Whatever the outcome of the vote, analysts are pointing to difficult choices still need to be made by the U.K. government and say that the future of Prime Minister David Cameron, who has led the remain campaign, remains in the balance.
If a Brexit result is announced, Cameron will at some time have to activate Article 50 of the 2009 Lisbon Treaty which sets in motion the process of leaving the EU which can take up to two years to complete. Once activated, there is seen as no easy way back for the U.K. (all other 27 EU nations would have to agree to allow the U.K. to return).
Craig Erlam, senior market analysts at OANDA, said the referendum was "arguably the biggest risk event of the year."
"With a number of polls suggesting the race is neck and neck, I would expect the markets to be quite volatile at times over the next 24 hours. Moves in the pound in particular could be quite wild once the voting closes this evening and the results start to be released from around 1am (U.K.) onwards," he said.
Most analysts retained their call for the U.K. to remain in the EU. Carsten Nickel, deputy director of research at Teneo Intelligence, said in a note on Wednesday that the risk advisory team retained its long-standing call unchanged.
"The U.K. is marginally more likely to remain a member than to leave the EU (60/40 percent)," he said.
Nickel noted that even if the U.K. votes to remain in the EU, "structural problems behind the populist surge are far from resolved" and said there was arguably no "positive outcome" from the vote.
"Any U.K. government would face tough choices post-Brexit: either fail to deliver on limiting immigration to secure full access to the single market, or risk limited trade-deals (which could take years to conclude) to regain full control over the UK's borders. In either case, a public backlash and continued populism are the risks," Nickel said.

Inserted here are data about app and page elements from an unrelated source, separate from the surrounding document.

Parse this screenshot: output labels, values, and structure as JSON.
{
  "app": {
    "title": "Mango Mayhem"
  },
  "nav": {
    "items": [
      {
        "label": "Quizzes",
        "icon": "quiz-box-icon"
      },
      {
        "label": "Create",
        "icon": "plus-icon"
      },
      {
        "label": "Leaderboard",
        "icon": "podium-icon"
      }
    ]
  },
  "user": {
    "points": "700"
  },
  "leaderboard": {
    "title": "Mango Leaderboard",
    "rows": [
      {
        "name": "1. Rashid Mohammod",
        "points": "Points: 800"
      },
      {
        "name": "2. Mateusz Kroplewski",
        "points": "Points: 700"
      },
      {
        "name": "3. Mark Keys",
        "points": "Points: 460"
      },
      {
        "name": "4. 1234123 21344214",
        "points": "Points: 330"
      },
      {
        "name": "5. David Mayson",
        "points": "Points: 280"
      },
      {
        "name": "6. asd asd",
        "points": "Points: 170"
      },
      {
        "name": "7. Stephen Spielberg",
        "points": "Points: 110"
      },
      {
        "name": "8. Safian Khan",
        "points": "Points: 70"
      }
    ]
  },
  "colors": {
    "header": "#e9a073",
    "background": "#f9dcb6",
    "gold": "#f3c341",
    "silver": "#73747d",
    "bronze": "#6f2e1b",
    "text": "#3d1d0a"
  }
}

"Even if the U.K. stays, structural problems behind the populist surge are far from resolved: Labour remains out of touch with middle-class voters; the majoritarian electoral system denies some 5 million UKIP (U.K. independence Party) voters representation; London appears ever more estranged – economically and culturally – from the rest of the country; inequality, immigration and the future of public services continue to cause concern among voters. The question of a regional devolution of powers, most notably to Scotland, add to these complications," he said.